- It’s simple to use. With no electronic parts or connections, you basically just need to crank that baby!
- It lets you “unplug” while crafting. If your wifi is down, or you want to turn off your screen, you can still make projects.
- It cuts AND embosses. While you can use your Cricut Explore or Maker to emboss (just check out this tutorial by Clever Someday to find out how), embossing with the Cuttlebug is very straightforward.
- You can use a lot of dies and embossing folders made by other brands in the Cuttlebug. If you’re not sure, check the Die Cutting Machine And Dies Compatibility Chart from Scrapbook.com before buying anything new.

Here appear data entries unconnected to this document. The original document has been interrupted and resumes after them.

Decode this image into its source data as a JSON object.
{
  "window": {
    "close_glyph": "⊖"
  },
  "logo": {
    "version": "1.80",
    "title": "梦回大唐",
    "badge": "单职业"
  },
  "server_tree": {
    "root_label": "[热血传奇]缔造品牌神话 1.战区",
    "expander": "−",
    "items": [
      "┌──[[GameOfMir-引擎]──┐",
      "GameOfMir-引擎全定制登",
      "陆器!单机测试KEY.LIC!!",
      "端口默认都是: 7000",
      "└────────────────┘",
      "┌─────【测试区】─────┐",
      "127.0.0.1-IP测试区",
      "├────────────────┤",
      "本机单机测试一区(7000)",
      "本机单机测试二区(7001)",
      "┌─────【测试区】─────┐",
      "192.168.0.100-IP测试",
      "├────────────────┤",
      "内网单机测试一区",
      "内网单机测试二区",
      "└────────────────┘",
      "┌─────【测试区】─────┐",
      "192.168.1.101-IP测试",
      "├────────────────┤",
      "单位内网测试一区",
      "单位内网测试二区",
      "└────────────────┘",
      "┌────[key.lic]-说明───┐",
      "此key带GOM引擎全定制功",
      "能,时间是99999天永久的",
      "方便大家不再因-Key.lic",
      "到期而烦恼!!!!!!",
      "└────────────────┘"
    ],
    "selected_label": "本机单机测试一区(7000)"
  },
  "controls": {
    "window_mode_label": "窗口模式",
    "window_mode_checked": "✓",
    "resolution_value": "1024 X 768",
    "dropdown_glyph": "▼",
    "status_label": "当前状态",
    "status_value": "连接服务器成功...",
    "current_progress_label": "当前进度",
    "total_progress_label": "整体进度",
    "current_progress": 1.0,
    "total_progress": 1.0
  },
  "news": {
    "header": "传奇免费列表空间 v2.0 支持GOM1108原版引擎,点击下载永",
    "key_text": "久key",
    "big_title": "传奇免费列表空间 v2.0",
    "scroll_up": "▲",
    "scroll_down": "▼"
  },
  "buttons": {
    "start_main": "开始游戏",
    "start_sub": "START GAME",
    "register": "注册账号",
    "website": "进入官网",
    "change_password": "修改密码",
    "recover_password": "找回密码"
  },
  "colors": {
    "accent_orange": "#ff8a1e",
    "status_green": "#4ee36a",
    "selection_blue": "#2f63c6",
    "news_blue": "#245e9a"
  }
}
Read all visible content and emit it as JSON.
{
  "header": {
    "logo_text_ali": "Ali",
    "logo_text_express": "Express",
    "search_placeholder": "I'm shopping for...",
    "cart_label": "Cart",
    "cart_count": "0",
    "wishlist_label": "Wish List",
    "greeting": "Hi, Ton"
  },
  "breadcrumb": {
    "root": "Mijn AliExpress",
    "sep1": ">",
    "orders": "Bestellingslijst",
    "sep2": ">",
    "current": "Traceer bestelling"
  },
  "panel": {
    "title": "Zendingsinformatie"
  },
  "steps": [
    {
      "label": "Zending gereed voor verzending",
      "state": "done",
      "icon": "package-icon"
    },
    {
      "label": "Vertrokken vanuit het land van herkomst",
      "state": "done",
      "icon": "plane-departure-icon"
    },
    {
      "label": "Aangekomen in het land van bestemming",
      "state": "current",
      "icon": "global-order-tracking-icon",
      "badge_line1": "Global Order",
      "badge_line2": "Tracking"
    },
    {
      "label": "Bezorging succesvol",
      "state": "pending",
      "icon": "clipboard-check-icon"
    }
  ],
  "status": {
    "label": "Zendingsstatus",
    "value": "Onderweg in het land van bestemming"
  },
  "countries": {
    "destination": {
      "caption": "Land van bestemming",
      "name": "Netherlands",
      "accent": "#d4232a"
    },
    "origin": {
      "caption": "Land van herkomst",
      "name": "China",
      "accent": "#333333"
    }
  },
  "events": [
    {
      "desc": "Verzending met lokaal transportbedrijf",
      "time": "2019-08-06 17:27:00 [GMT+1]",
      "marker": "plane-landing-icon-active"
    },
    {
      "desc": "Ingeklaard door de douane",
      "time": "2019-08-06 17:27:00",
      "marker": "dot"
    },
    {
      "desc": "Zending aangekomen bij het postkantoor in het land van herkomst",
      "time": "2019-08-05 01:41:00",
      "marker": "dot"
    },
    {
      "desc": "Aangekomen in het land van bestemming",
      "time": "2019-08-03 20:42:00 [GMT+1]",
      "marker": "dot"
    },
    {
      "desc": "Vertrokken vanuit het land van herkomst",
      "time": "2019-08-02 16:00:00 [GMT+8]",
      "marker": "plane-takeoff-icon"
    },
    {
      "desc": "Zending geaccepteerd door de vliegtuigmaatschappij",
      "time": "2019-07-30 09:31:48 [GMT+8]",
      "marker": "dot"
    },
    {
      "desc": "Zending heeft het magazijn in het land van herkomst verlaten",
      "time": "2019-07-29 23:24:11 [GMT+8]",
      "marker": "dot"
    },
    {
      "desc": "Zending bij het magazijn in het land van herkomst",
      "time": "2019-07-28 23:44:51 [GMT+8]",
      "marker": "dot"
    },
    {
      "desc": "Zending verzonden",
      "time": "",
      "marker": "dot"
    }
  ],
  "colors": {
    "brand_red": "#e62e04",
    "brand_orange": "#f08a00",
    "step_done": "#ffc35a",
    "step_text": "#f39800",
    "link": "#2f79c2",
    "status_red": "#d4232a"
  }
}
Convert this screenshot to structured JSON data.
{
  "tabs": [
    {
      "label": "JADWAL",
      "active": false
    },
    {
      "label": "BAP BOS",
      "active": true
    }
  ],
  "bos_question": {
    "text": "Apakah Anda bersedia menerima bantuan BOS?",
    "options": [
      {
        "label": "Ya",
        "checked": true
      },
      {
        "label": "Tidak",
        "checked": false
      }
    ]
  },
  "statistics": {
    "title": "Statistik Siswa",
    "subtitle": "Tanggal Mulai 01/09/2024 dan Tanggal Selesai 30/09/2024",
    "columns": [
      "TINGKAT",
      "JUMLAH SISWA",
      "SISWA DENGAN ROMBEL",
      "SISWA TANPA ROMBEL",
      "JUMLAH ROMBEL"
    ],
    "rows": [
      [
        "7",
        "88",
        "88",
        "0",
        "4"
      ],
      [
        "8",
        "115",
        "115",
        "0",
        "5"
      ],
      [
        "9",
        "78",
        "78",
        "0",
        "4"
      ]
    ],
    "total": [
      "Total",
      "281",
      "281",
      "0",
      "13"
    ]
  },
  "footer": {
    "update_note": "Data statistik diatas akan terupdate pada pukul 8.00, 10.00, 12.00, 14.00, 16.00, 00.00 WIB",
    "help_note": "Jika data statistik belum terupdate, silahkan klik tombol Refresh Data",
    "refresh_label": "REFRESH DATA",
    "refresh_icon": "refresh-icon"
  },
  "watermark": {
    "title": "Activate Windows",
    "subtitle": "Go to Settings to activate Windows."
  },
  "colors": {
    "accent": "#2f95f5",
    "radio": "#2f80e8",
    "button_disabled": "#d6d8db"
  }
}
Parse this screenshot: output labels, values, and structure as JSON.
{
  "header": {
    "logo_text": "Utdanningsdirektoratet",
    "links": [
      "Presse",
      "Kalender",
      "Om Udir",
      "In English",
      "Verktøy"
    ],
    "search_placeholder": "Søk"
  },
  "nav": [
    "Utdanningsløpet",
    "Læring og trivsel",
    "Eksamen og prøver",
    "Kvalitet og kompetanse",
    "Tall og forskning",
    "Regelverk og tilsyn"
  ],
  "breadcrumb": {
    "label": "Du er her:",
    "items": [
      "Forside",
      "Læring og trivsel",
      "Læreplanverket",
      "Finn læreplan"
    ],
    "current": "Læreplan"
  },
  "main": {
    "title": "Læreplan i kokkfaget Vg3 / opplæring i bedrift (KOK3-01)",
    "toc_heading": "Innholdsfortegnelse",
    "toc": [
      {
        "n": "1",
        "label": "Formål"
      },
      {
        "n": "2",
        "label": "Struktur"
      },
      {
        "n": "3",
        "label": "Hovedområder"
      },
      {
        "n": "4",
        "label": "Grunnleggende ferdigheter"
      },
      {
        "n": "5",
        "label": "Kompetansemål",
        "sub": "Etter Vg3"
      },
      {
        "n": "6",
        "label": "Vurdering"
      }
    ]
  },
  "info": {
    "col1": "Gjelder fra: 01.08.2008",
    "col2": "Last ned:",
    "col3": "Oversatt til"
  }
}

You can also review the Cuttlebug Sandwich Guide by Personal Diecutting to find out how to position the Plates and Mats with dies and embossing folders from different brands.
There are a also few things to consider before buying a Cuttlebug.
- Cricut doesn’t make as many dies and embossing folders as they once did. I don’t really see this as a problem because I’ve been able to find a lot of compatible dies on Scrapbook.com, but it is something to be aware of.
- It’s not a Cricut Explore series or Cricut Maker machine. This may be obvious, but it needs to be stated. The Cuttlebug is a manual, die cutting machine that can cut and emboss paper; cardstock; poster board; thin metals, woods, leathers, fabrics, and felts; and some other materials that are less than 1/8″ thick. It isn’t able to cut hundreds of materials and there is no Cricut Design Space to prompt you about what to do next. If you’re new to manual cutting machines, you’ll need to do some research, but there are tons of resources online, including Cricut’s Cuttlebug FAQ page.
- It makes a “crunch” when you crank past the die. I was really afraid that I broke the machine when I first used it. But then I learned that this sound is totally normal.
- Your Plates will look very beat up, right from the start. Again, as a die cutting newbie, I was afraid I was “doing it wrong.” This is the natural order of things, so just breathe and it will be ok. That Anna Griffin video I embedded above gives a great tip for helping your Plates to look their best.
I hope my review has helped you decide whether the Cuttlebug should join your craft room. I’ve been loving mine and I’m sure you will, too.